    Magic Tree House Books are great for them to read themselves.
    Little House on the Prairie Books are great for me to read to them.
    The Chronicles of Narnia will probably be next.
    Junie B. Jones....I hate. They weren't around when Alex was young, but came a few years later. I heard so much about them that I bought the whole set one time in a Scholastic Book order for a Christmas gift. I started reading the first one to the girls and was very uncomfortable because Junie B. Jones was so disrespectful and disobedient, and just bad. The girls kept looking at me with wide eyes. Of course, that is the whole point of the books, she is supposed to be funny. Not funny to me.

    I loved the 1st 2 Harry Potter books. Decreased love after that. I know they are awesome and have helped so many kids get into books. But just like the Twilight series, they seem to go downhill. I was reading out loud to Alex in the truck one time from I don't know what book--3rd or 4th, and it was the first time Dale had ever heard any part of Harry Potter. It was all about death and prison and pain and torture--and Dale said, "What in the world are you reading to my girl?". That was eye opening to me.
    Somewhere in here has to by A Little Princess and The Secret Garden. You can tell I am a female with no sons =).

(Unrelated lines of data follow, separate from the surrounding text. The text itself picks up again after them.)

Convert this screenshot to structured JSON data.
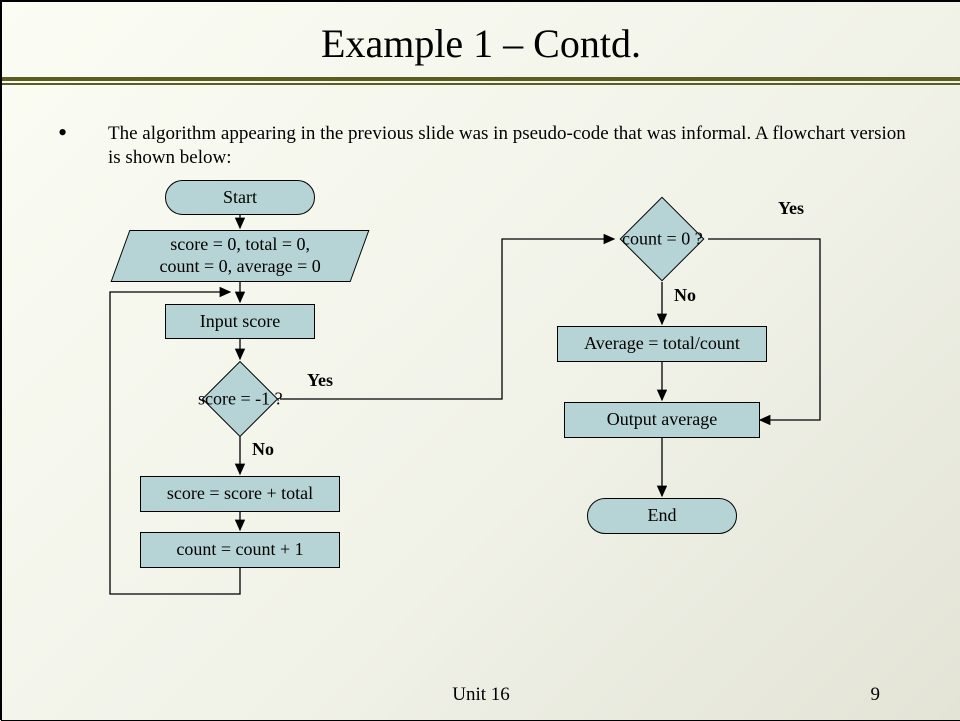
{
  "title": "Example 1 – Contd.",
  "body": "The algorithm appearing in the previous slide was in pseudo-code that was informal. A flowchart version is shown below:",
  "footer_unit": "Unit 16",
  "page_number": "9",
  "labels": {
    "yes1": "Yes",
    "no1": "No",
    "yes2": "Yes",
    "no2": "No"
  },
  "nodes": {
    "start": "Start",
    "init_l1": "score = 0, total = 0,",
    "init_l2": "count = 0, average = 0",
    "input": "Input score",
    "dec1": "score = -1 ?",
    "proc1": "score = score + total",
    "proc2": "count = count + 1",
    "dec2": "count = 0 ?",
    "avg": "Average = total/count",
    "out": "Output average",
    "end": "End"
  }
}
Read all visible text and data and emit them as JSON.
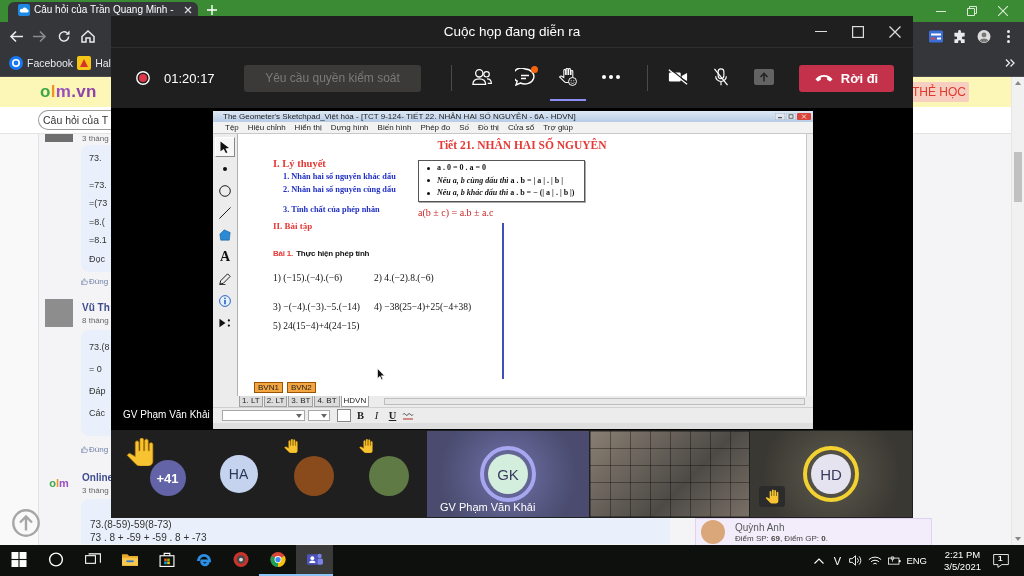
{
  "browser": {
    "tab": {
      "title": "Câu hỏi của Trần Quang Minh -",
      "selected": true
    },
    "bookmarks": [
      {
        "kind": "facebook",
        "label": "Facebook"
      },
      {
        "kind": "site",
        "label": "Hal"
      }
    ]
  },
  "site": {
    "logo": "olm.vn",
    "header_link": "THẺ HỌC",
    "breadcrumb": "Câu hỏi của T",
    "comments": [
      {
        "kind": "photo",
        "time": "3 tháng",
        "lines": [
          "73.",
          "=73.",
          "=(73",
          "=8.(",
          "=8.1",
          "Đọc"
        ],
        "like": "Đúng"
      },
      {
        "kind": "photo",
        "author": "Vũ Th",
        "time": "8 tháng",
        "lines": [
          "73.(8",
          "= 0",
          "Đáp",
          "Các"
        ],
        "like": "Đúng"
      },
      {
        "kind": "logo",
        "logo": "olm",
        "author": "Online",
        "time": "3 tháng",
        "lines": [
          "73.(8-59)-59(8-73)",
          "73 . 8 + -59 + -59 . 8 + -73"
        ]
      }
    ],
    "sidebar_user": {
      "name": "Quỳnh Anh",
      "stats": "Điểm SP: **69**, Điểm GP: **0**."
    }
  },
  "meeting": {
    "title": "Cuộc họp đang diễn ra",
    "recording": true,
    "duration": "01:20:17",
    "request_control": {
      "label": "Yêu cầu quyền kiểm soát",
      "disabled": true
    },
    "controls": [
      {
        "kind": "participants",
        "selected": false,
        "unread": false
      },
      {
        "kind": "chat",
        "selected": false,
        "unread": true
      },
      {
        "kind": "reactions",
        "selected": true,
        "unread": false
      },
      {
        "kind": "more",
        "selected": false,
        "unread": false
      }
    ],
    "media": [
      {
        "kind": "camera",
        "on": false
      },
      {
        "kind": "mic",
        "on": false
      },
      {
        "kind": "share",
        "disabled": true
      }
    ],
    "leave": "Rời đi",
    "presenter": "GV Phạm Văn Khải",
    "shared_screen": {
      "app_title": "The Geometer's Sketchpad_Việt hóa - [TCT 9-124- TIẾT 22. NHÂN HAI SỐ NGUYÊN - 6A - HDVN]",
      "menu": [
        "Tệp",
        "Hiệu chỉnh",
        "Hiển thị",
        "Dựng hình",
        "Biến hình",
        "Phép đo",
        "Số",
        "Đồ thị",
        "Cửa sổ",
        "Trợ giúp"
      ],
      "tools": [
        {
          "kind": "arrow",
          "selected": true
        },
        {
          "kind": "point",
          "selected": false
        },
        {
          "kind": "compass",
          "selected": false
        },
        {
          "kind": "line",
          "selected": false
        },
        {
          "kind": "polygon",
          "selected": false
        },
        {
          "kind": "text",
          "label": "A",
          "selected": false
        },
        {
          "kind": "marker",
          "selected": false
        },
        {
          "kind": "info",
          "selected": false
        },
        {
          "kind": "custom",
          "selected": false
        }
      ],
      "heading": "Tiết 21. NHÂN HAI SỐ NGUYÊN",
      "outline": [
        {
          "kind": "section",
          "text": "I. Lý thuyết"
        },
        {
          "kind": "topic",
          "text": "1. Nhân hai số nguyên khác dấu"
        },
        {
          "kind": "topic",
          "text": "2. Nhân hai số nguyên cùng dấu"
        },
        {
          "kind": "topic",
          "text": "3. Tính chất của phép nhân"
        },
        {
          "kind": "section",
          "text": "II. Bài tập"
        }
      ],
      "rules": [
        "a . 0 = 0 . a = 0",
        "*Nếu a, b cùng dấu thì* a . b = | a | . | b |",
        "*Nếu a, b khác dấu thì* a . b = − (| a | . | b |)"
      ],
      "formula": "a(b ± c) = a.b ± a.c",
      "exercise_label": "Bài 1.",
      "exercise_title": "Thực hiện phép tính",
      "exercises": [
        "1) (−15).(−4).(−6)",
        "2) 4.(−2).8.(−6)",
        "3) −(−4).(−3).−5.(−14)",
        "4) −38(25−4)+25(−4+38)",
        "5) 24(15−4)+4(24−15)"
      ],
      "buttons": [
        "BVN1",
        "BVN2"
      ],
      "pages": [
        {
          "label": "1. LT",
          "selected": false
        },
        {
          "label": "2. LT",
          "selected": false
        },
        {
          "label": "3. BT",
          "selected": false
        },
        {
          "label": "4. BT",
          "selected": false
        },
        {
          "label": "HDVN",
          "selected": true
        }
      ],
      "format_buttons": [
        {
          "kind": "bold",
          "label": "B"
        },
        {
          "kind": "italic",
          "label": "I"
        },
        {
          "kind": "underline",
          "label": "U"
        }
      ]
    },
    "participants": [
      {
        "kind": "overflow",
        "count": "+41",
        "hand_raised": true
      },
      {
        "kind": "initials",
        "initials": "HA",
        "color": "#c5d3ee",
        "hand_raised": false
      },
      {
        "kind": "picture",
        "hand_raised": true
      },
      {
        "kind": "picture",
        "hand_raised": true
      },
      {
        "kind": "tile",
        "initials": "GK",
        "color": "#d3eedd",
        "name": "GV Phạm Văn Khải",
        "speaking": true,
        "hand_raised": false
      },
      {
        "kind": "video"
      },
      {
        "kind": "tile",
        "initials": "HD",
        "color": "#e4e3ef",
        "speaking": false,
        "hand_raised": true
      }
    ]
  },
  "taskbar": {
    "apps": [
      {
        "kind": "explorer",
        "running": false,
        "selected": false
      },
      {
        "kind": "store",
        "running": false,
        "selected": false
      },
      {
        "kind": "edge",
        "running": false,
        "selected": false
      },
      {
        "kind": "recorder",
        "running": false,
        "selected": false
      },
      {
        "kind": "chrome",
        "running": true,
        "selected": false
      },
      {
        "kind": "teams",
        "running": true,
        "selected": true
      }
    ],
    "input_mode": "V",
    "language": "ENG",
    "time": "2:21 PM",
    "date": "3/5/2021",
    "notifications": "1"
  }
}
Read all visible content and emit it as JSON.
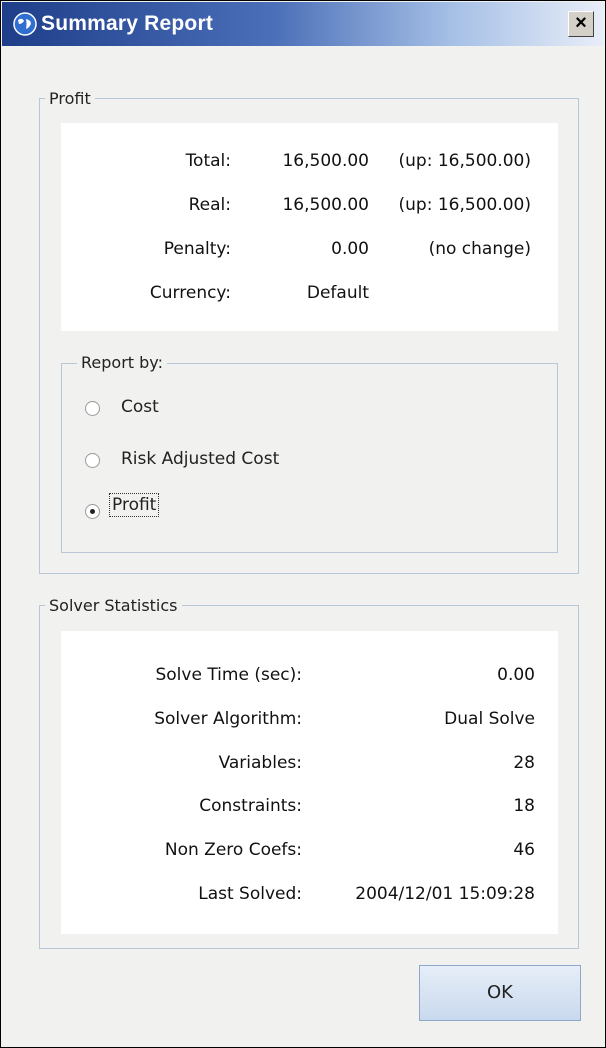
{
  "window": {
    "title": "Summary Report",
    "close_glyph": "×"
  },
  "profit": {
    "legend": "Profit",
    "rows": [
      {
        "label": "Total:",
        "value": "16,500.00",
        "note": "(up: 16,500.00)"
      },
      {
        "label": "Real:",
        "value": "16,500.00",
        "note": "(up: 16,500.00)"
      },
      {
        "label": "Penalty:",
        "value": "0.00",
        "note": "(no change)"
      },
      {
        "label": "Currency:",
        "value": "Default",
        "note": ""
      }
    ]
  },
  "report_by": {
    "legend": "Report by:",
    "options": [
      {
        "label": "Cost",
        "selected": false
      },
      {
        "label": "Risk Adjusted Cost",
        "selected": false
      },
      {
        "label": "Profit",
        "selected": true
      }
    ]
  },
  "solver": {
    "legend": "Solver Statistics",
    "rows": [
      {
        "label": "Solve Time (sec):",
        "value": "0.00"
      },
      {
        "label": "Solver Algorithm:",
        "value": "Dual Solve"
      },
      {
        "label": "Variables:",
        "value": "28"
      },
      {
        "label": "Constraints:",
        "value": "18"
      },
      {
        "label": "Non Zero Coefs:",
        "value": "46"
      },
      {
        "label": "Last Solved:",
        "value": "2004/12/01 15:09:28"
      }
    ]
  },
  "buttons": {
    "ok_label": "OK"
  },
  "icons": {
    "app": "globe-icon",
    "close": "close-icon"
  },
  "colors": {
    "title_dark": "#1f3e8a",
    "group_border": "#b9c6d8",
    "dialog_bg": "#f1f1ef"
  }
}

    I don't really know what to say for teens. Pride and Prejudice =).

    I really liked the comment one mom made about audio books for her son. I think about Dale (my husband) because there have got to be kids like him. He has never, ever in his life read a book just for enjoyment. Reading is a chore for him. He has obviously read a lot, and has always done well in school, but he hates to read. It is very strange to me, but he can not read faster than he can say the word out loud. That is just how his brain works. However, he enjoys listening to books.

  9. From Luanne Porter:

    Here are a few of the books we’ve loved enough to hang onto:

    Magical Hands by Marjorie Barker. A reminder that just our pair of hands can make a difference in other’s lives. Hard to find – buy if you can find. Beautifully illustrated.

    Today I feel Silly by Jamie Lee Curtis. Joyful recognition of our many emotions.

    The Book of Shadowboxes by Laura Seeley. I’m a sucker for a fine illustration. This is an alphabet ‘search’ book at its finest.

  10. From Julie Jones:

    Brooklyn just read "Where the Mountain Meets the Moon"
    Age category 8-13

    Brooklyn: I like this book because it teaches you good lessons on patience and understanding. It has a really good beginning that gets straight on to the plot and there are many shorter stories- Chinese legends- that are also fun. One thing I really like about this book is the font is really big and the pages are thick and there are color illustrations.

  11. I just reread Beauty by Robin McKinley. It is a retelling of Beauty and the Beast. Beautifully written and entertaining. Probably for ages 11 and up.